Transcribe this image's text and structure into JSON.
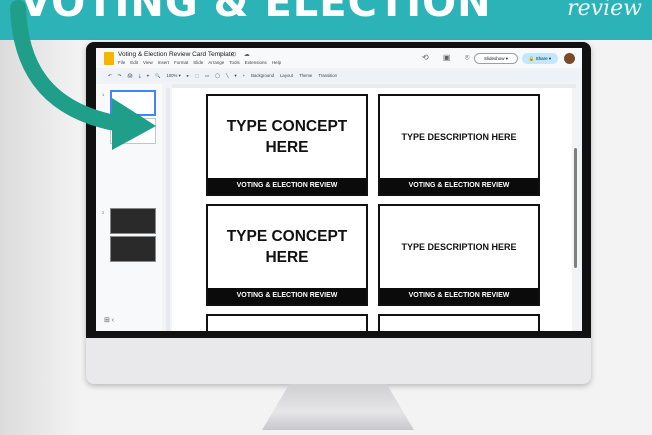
{
  "banner": {
    "headline": "VOTING & ELECTION",
    "script": "review"
  },
  "app": {
    "doc_title": "Voting & Election Review Card Template",
    "doc_icons": "☆ ⊡ ☁",
    "menu": [
      "File",
      "Edit",
      "View",
      "Insert",
      "Format",
      "Slide",
      "Arrange",
      "Tools",
      "Extensions",
      "Help"
    ],
    "slideshow_label": "Slideshow ▾",
    "share_label": "🔒 Share ▾",
    "toolbar_items": [
      "↶",
      "↷",
      "🖨",
      "⤓",
      "⌖",
      "🔍",
      "100% ▾",
      "▸",
      "⬚",
      "▭",
      "◯",
      "╲",
      "▾",
      "+",
      "Background",
      "Layout",
      "Theme",
      "Transition"
    ],
    "grid_icon": "⊞ ‹",
    "thumbnails": [
      {
        "num": "1",
        "dark": false,
        "selected": true
      },
      {
        "num": "",
        "dark": false,
        "selected": false
      },
      {
        "num": "2",
        "dark": true,
        "selected": false
      },
      {
        "num": "",
        "dark": true,
        "selected": false
      }
    ]
  },
  "cards": [
    {
      "main": "TYPE CONCEPT HERE",
      "kind": "concept",
      "footer": "VOTING & ELECTION REVIEW"
    },
    {
      "main": "TYPE DESCRIPTION HERE",
      "kind": "desc",
      "footer": "VOTING & ELECTION REVIEW"
    },
    {
      "main": "TYPE CONCEPT HERE",
      "kind": "concept",
      "footer": "VOTING & ELECTION REVIEW"
    },
    {
      "main": "TYPE DESCRIPTION HERE",
      "kind": "desc",
      "footer": "VOTING & ELECTION REVIEW"
    }
  ],
  "colors": {
    "banner": "#2bb3b8",
    "arrow": "#1f9e8a",
    "card_footer": "#0b0b0b",
    "share": "#c2e7ff"
  },
  "icons": {
    "apple_logo": "apple-logo-icon",
    "arrow": "curved-arrow-icon"
  }
}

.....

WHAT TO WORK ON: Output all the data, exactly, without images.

ANSWER SECTION:
Transcribe this image's text and structure into JSON.
{
  "banner": {
    "headline": "VOTING & ELECTION",
    "script": "review"
  },
  "app": {
    "doc_title": "Voting & Election Review Card Template",
    "doc_icons": "☆ ⊡ ☁",
    "menu": [
      "File",
      "Edit",
      "View",
      "Insert",
      "Format",
      "Slide",
      "Arrange",
      "Tools",
      "Extensions",
      "Help"
    ],
    "slideshow_label": "Slideshow ▾",
    "share_label": "🔒 Share ▾",
    "toolbar_items": [
      "↶",
      "↷",
      "🖨",
      "⤓",
      "⌖",
      "🔍",
      "100% ▾",
      "▸",
      "⬚",
      "▭",
      "◯",
      "╲",
      "▾",
      "+",
      "Background",
      "Layout",
      "Theme",
      "Transition"
    ],
    "grid_icon": "⊞ ‹",
    "thumbnails": [
      {
        "num": "1",
        "dark": false,
        "selected": true
      },
      {
        "num": "",
        "dark": false,
        "selected": false
      },
      {
        "num": "2",
        "dark": true,
        "selected": false
      },
      {
        "num": "",
        "dark": true,
        "selected": false
      }
    ]
  },
  "cards": [
    {
      "main": "TYPE CONCEPT HERE",
      "kind": "concept",
      "footer": "VOTING & ELECTION REVIEW"
    },
    {
      "main": "TYPE DESCRIPTION HERE",
      "kind": "desc",
      "footer": "VOTING & ELECTION REVIEW"
    },
    {
      "main": "TYPE CONCEPT HERE",
      "kind": "concept",
      "footer": "VOTING & ELECTION REVIEW"
    },
    {
      "main": "TYPE DESCRIPTION HERE",
      "kind": "desc",
      "footer": "VOTING & ELECTION REVIEW"
    }
  ],
  "colors": {
    "banner": "#2bb3b8",
    "arrow": "#1f9e8a",
    "card_footer": "#0b0b0b",
    "share": "#c2e7ff"
  },
  "icons": {
    "apple_logo": "apple-logo-icon",
    "arrow": "curved-arrow-icon"
  }
}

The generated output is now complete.